Florida Education Commissioner Tony Bennett says state leaders and lawmakers are listening to teacher concerns about evaluations.
The Florida Education Association is suing Bennett, the Department of Education, and a few school districts over teacher evaluations.
The union believes a 2011 law requiring teacher evaluations violates the equal protection and due process rights of school personnel.
“Gov. Scott has been diligent about listening to teachers,” Bennett said. “One of the things that I can say with great hope is that by the time this legislative session ends, a number of the concerns brought forth in the suit are actually going to be addressed.”
The biggest complaint is that a teacher’s evaluation may be based on the academic performance of students in a different class or even another school — students the teacher never taught.
The bill was getting bipartisan support until a provision was added that says students can’t have a low-performing teacher two years in a row.
Now, the teachers union opposes the bill on the grounds that the state can’t be trusted to adequately determine which teachers are unsatisfactory.
The lawsuit comes as the state phases in Common Core standards and works to develop new assessments.
Florida is part of a consortium of states adopting PARCC – the Partnership for Assessment of Readiness for College and Careers.
Part of teacher salaries will be based on these new assessments.
FEA President Andy Ford recently told StateImpact Florida that he thinks teachers don’t have enough say in developing PARCC.
“Teachers are never asked for their input,” Ford said. “That’s most of the problem this state has.”
But Bennett says Florida had done more to review each assessment item submitted for PARCC than any other state, and that includes input from Florida teachers.
“Florida is consistently among the highest states in the consortium regarding public input,” Bennett said. “PARCC has received the greatest amount of feedback…from Florida.”
The teachers union is also concerned about how much time will be spent on Common Core testing.
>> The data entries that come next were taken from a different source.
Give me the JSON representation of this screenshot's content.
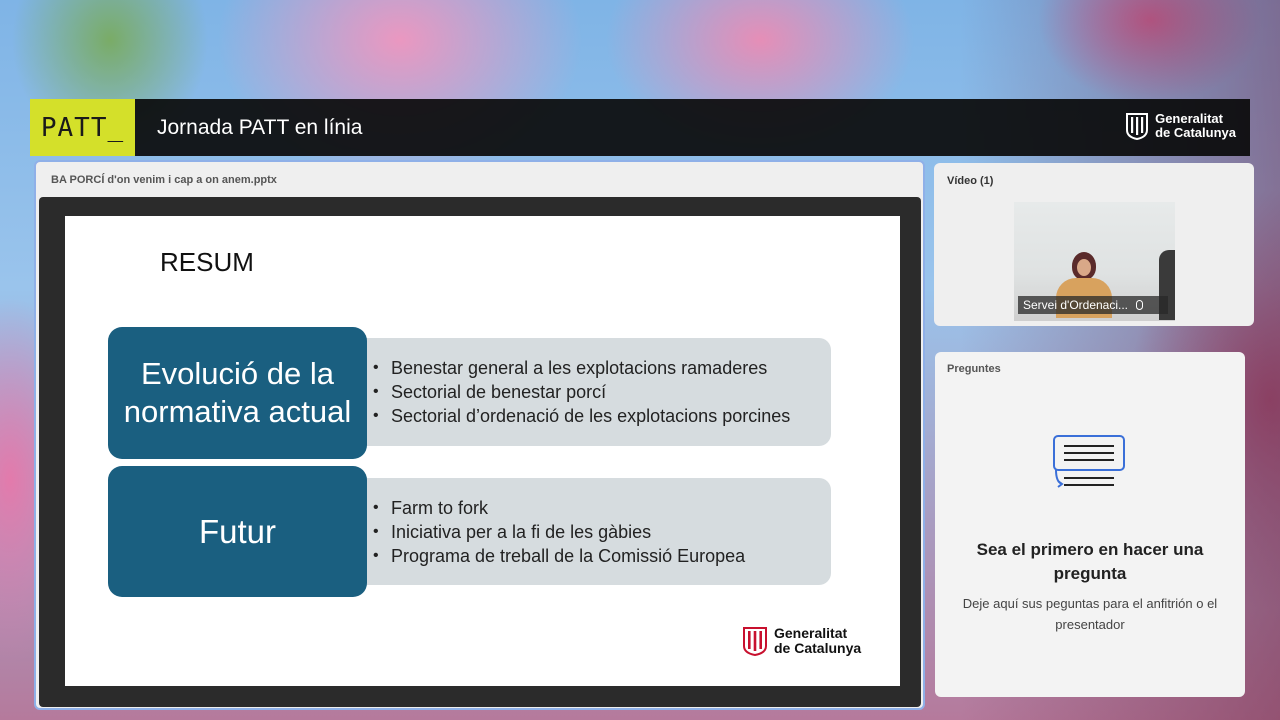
{
  "header": {
    "logo_text": "PATT_",
    "title": "Jornada PATT en línia",
    "org_logo": {
      "line1": "Generalitat",
      "line2": "de Catalunya"
    }
  },
  "share_pod": {
    "title": "BA PORCÍ d'on venim i cap a on anem.pptx",
    "slide": {
      "title": "RESUM",
      "sections": [
        {
          "heading": "Evolució de la normativa actual",
          "bullets": [
            "Benestar general a les explotacions ramaderes",
            "Sectorial de benestar porcí",
            "Sectorial d’ordenació de les explotacions porcines"
          ]
        },
        {
          "heading": "Futur",
          "bullets": [
            "Farm to fork",
            "Iniciativa per a la fi de les gàbies",
            "Programa de treball de la Comissió Europea"
          ]
        }
      ],
      "org_logo": {
        "line1": "Generalitat",
        "line2": "de Catalunya"
      }
    }
  },
  "video_pod": {
    "label": "Vídeo (1)",
    "caption": "Servei d'Ordenaci..."
  },
  "questions_pod": {
    "label": "Preguntes",
    "heading": "Sea el primero en hacer una pregunta",
    "subtext": "Deje aquí sus peguntas para el anfitrión o el presentador"
  },
  "colors": {
    "patt_accent": "#d4e02a",
    "slide_blue": "#1a5f80",
    "slide_grey": "#d6dcdf",
    "pod_border": "#8fb0e8",
    "question_icon": "#3a6fd8"
  }
}
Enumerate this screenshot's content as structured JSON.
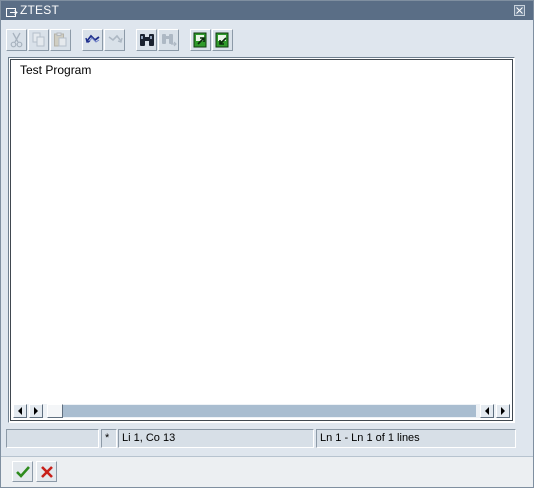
{
  "window": {
    "title": "ZTEST"
  },
  "toolbar": {
    "buttons": [
      {
        "name": "cut",
        "icon": "scissors-icon",
        "enabled": false
      },
      {
        "name": "copy",
        "icon": "copy-icon",
        "enabled": false
      },
      {
        "name": "paste",
        "icon": "clipboard-paste-icon",
        "enabled": false
      },
      {
        "name": "undo",
        "icon": "undo-icon",
        "enabled": true
      },
      {
        "name": "redo",
        "icon": "redo-icon",
        "enabled": false
      },
      {
        "name": "find",
        "icon": "binoculars-icon",
        "enabled": true
      },
      {
        "name": "find-next",
        "icon": "binoculars-next-icon",
        "enabled": false
      },
      {
        "name": "upload",
        "icon": "load-file-icon",
        "enabled": true
      },
      {
        "name": "download",
        "icon": "save-file-icon",
        "enabled": true
      }
    ]
  },
  "editor": {
    "lines": [
      "Test Program"
    ]
  },
  "status": {
    "field1": "",
    "modified": "*",
    "cursor": "Li 1, Co 13",
    "lines_info": "Ln 1 - Ln 1 of 1 lines"
  },
  "colors": {
    "title_bar": "#5a6e86",
    "frame": "#b8c8d8",
    "body": "#dfe6ee",
    "scroll_track": "#a9bdd0",
    "confirm": "#2e8b1e",
    "cancel": "#c8201a"
  }
}
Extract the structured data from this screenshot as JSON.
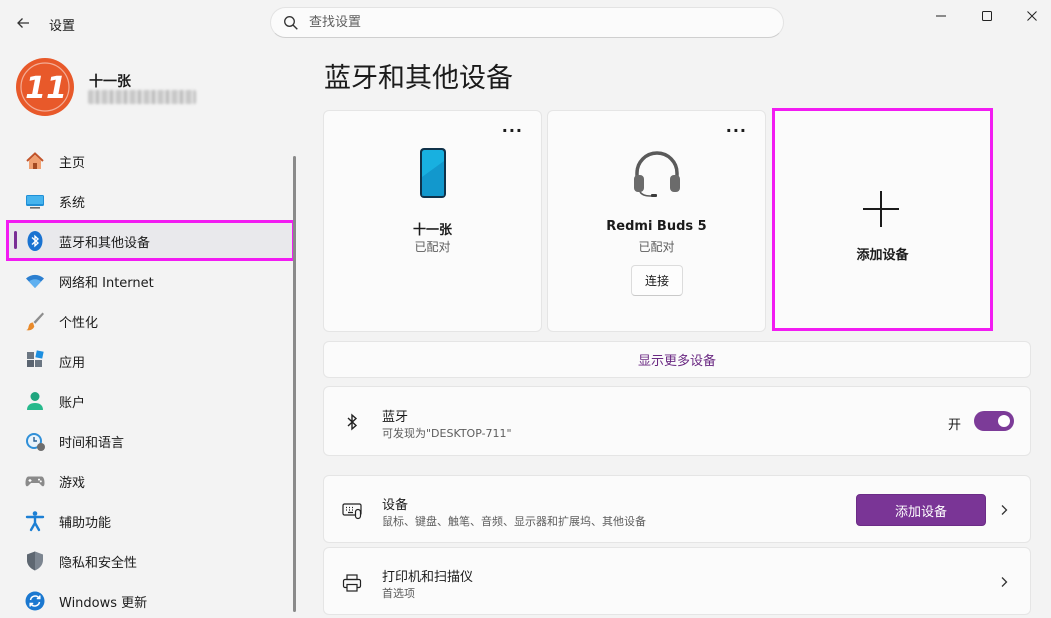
{
  "window": {
    "title": "设置",
    "search_placeholder": "查找设置"
  },
  "profile": {
    "name": "十一张",
    "avatar_text": "11"
  },
  "nav": {
    "items": [
      {
        "label": "主页",
        "icon": "home-icon"
      },
      {
        "label": "系统",
        "icon": "system-icon"
      },
      {
        "label": "蓝牙和其他设备",
        "icon": "bluetooth-icon"
      },
      {
        "label": "网络和 Internet",
        "icon": "wifi-icon"
      },
      {
        "label": "个性化",
        "icon": "brush-icon"
      },
      {
        "label": "应用",
        "icon": "apps-icon"
      },
      {
        "label": "账户",
        "icon": "account-icon"
      },
      {
        "label": "时间和语言",
        "icon": "time-language-icon"
      },
      {
        "label": "游戏",
        "icon": "gamepad-icon"
      },
      {
        "label": "辅助功能",
        "icon": "accessibility-icon"
      },
      {
        "label": "隐私和安全性",
        "icon": "shield-icon"
      },
      {
        "label": "Windows 更新",
        "icon": "update-icon"
      }
    ],
    "active_index": 2
  },
  "main": {
    "title": "蓝牙和其他设备",
    "devices": [
      {
        "name": "十一张",
        "status": "已配对",
        "icon": "phone-icon",
        "more": "···"
      },
      {
        "name": "Redmi Buds 5",
        "status": "已配对",
        "icon": "headphones-icon",
        "more": "···",
        "action": "连接"
      }
    ],
    "add_device_card": {
      "label": "添加设备",
      "icon": "plus-icon"
    },
    "show_more": "显示更多设备",
    "bluetooth": {
      "title": "蓝牙",
      "subtitle": "可发现为\"DESKTOP-711\"",
      "toggle_label": "开",
      "toggle_on": true
    },
    "devices_row": {
      "title": "设备",
      "subtitle": "鼠标、键盘、触笔、音频、显示器和扩展坞、其他设备",
      "button": "添加设备"
    },
    "printers_row": {
      "title": "打印机和扫描仪",
      "subtitle": "首选项"
    }
  },
  "colors": {
    "accent": "#7a3596",
    "highlight_box": "#f21bf2",
    "link": "#6b2a83",
    "background": "#f3f3f3",
    "card": "#fbfbfb"
  }
}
The new assessments, scheduled for full implementation in 2014, are likely to take more time than is now being spent on the Florida Comprehensive Assessment Test.
“The Common Core State Standards require students to exhibit a much deeper understanding, a much more developed problem solving ability as it pertains to standard mastery,” Bennett said.
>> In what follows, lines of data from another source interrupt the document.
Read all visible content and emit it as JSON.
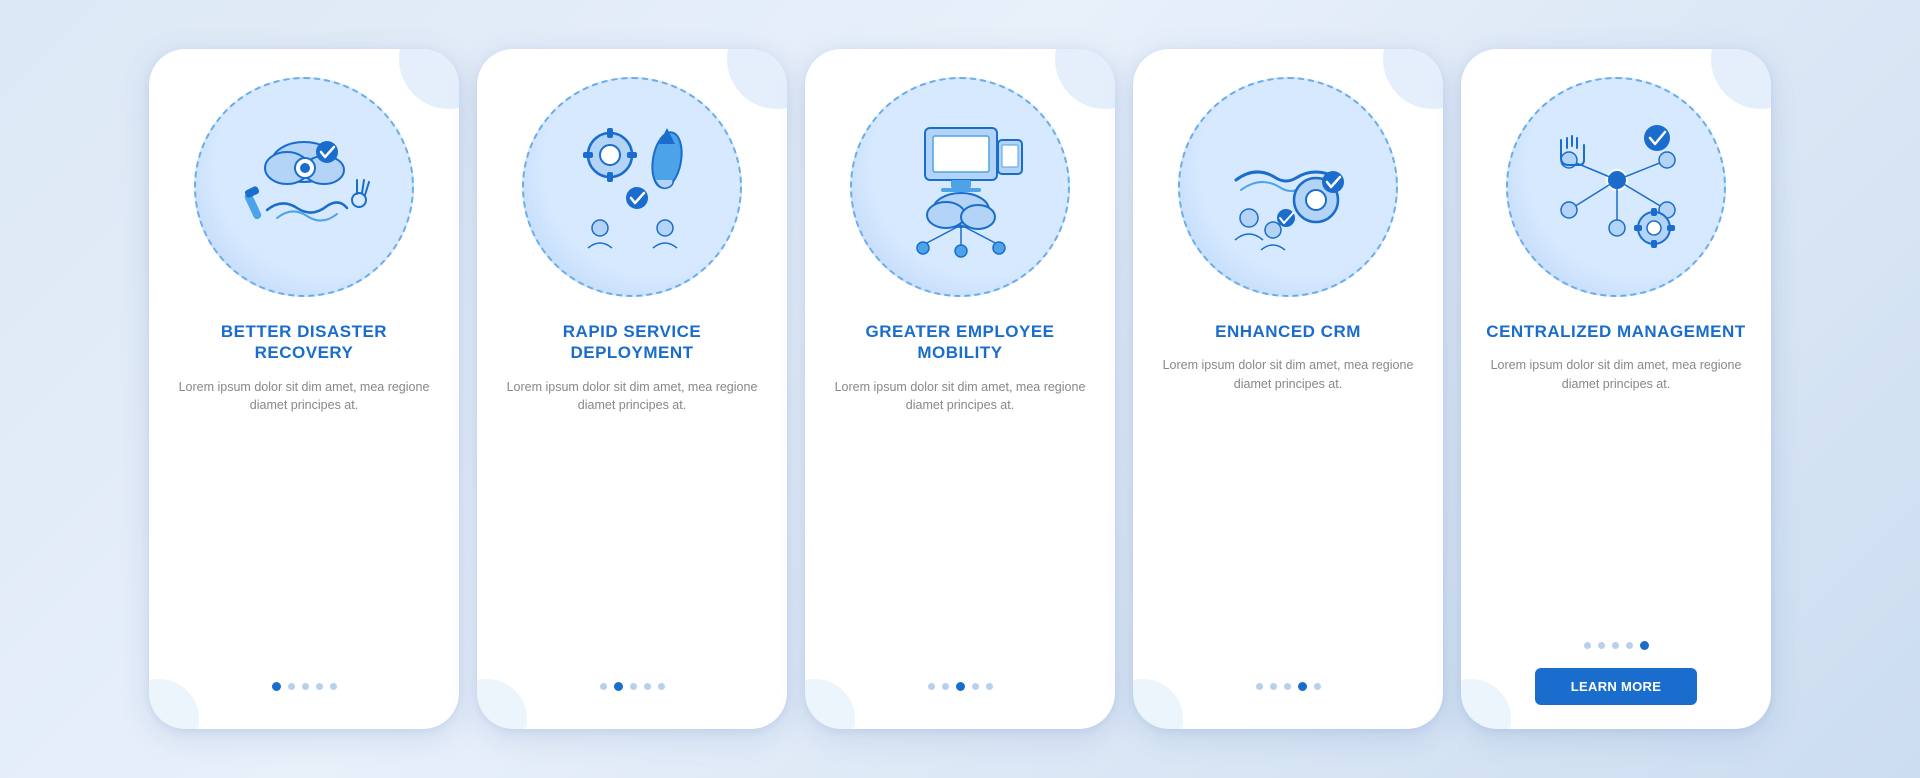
{
  "cards": [
    {
      "id": "card-1",
      "title": "BETTER DISASTER RECOVERY",
      "body": "Lorem ipsum dolor sit dim amet, mea regione diamet principes at.",
      "dots": [
        1,
        2,
        3,
        4,
        5
      ],
      "active_dot": 1,
      "show_button": false,
      "button_label": ""
    },
    {
      "id": "card-2",
      "title": "RAPID SERVICE DEPLOYMENT",
      "body": "Lorem ipsum dolor sit dim amet, mea regione diamet principes at.",
      "dots": [
        1,
        2,
        3,
        4,
        5
      ],
      "active_dot": 2,
      "show_button": false,
      "button_label": ""
    },
    {
      "id": "card-3",
      "title": "GREATER EMPLOYEE MOBILITY",
      "body": "Lorem ipsum dolor sit dim amet, mea regione diamet principes at.",
      "dots": [
        1,
        2,
        3,
        4,
        5
      ],
      "active_dot": 3,
      "show_button": false,
      "button_label": ""
    },
    {
      "id": "card-4",
      "title": "ENHANCED CRM",
      "body": "Lorem ipsum dolor sit dim amet, mea regione diamet principes at.",
      "dots": [
        1,
        2,
        3,
        4,
        5
      ],
      "active_dot": 4,
      "show_button": false,
      "button_label": ""
    },
    {
      "id": "card-5",
      "title": "CENTRALIZED MANAGEMENT",
      "body": "Lorem ipsum dolor sit dim amet, mea regione diamet principes at.",
      "dots": [
        1,
        2,
        3,
        4,
        5
      ],
      "active_dot": 5,
      "show_button": true,
      "button_label": "LEARN MORE"
    }
  ]
}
“That indicates to us that there will be different types of questions on the test. So this will not be your traditional bubble test,” Bennett said. “That takes a greater amount of time.”
Bennett doesn’t believe teachers will have to teach to the test either, as critics say they do now with the FCAT.
“The nature of Common Core – fewer, deeper, higher standards – will provide our teachers in Florida an incredible opportunity to utilize their creativity…and innovation in their classrooms to help students get the level of mastery they need,” Bennett said. “So there’s not a way to say ‘let’s teach to the test.’
“Nobody ever says we teach to the SAT or the ACT,” Bennett said. “The intent of PARCC – and the intent of any assessment that is developed for Common Core – is to enable students to illustrate that level of mastery at a clear, higher, deeper level.”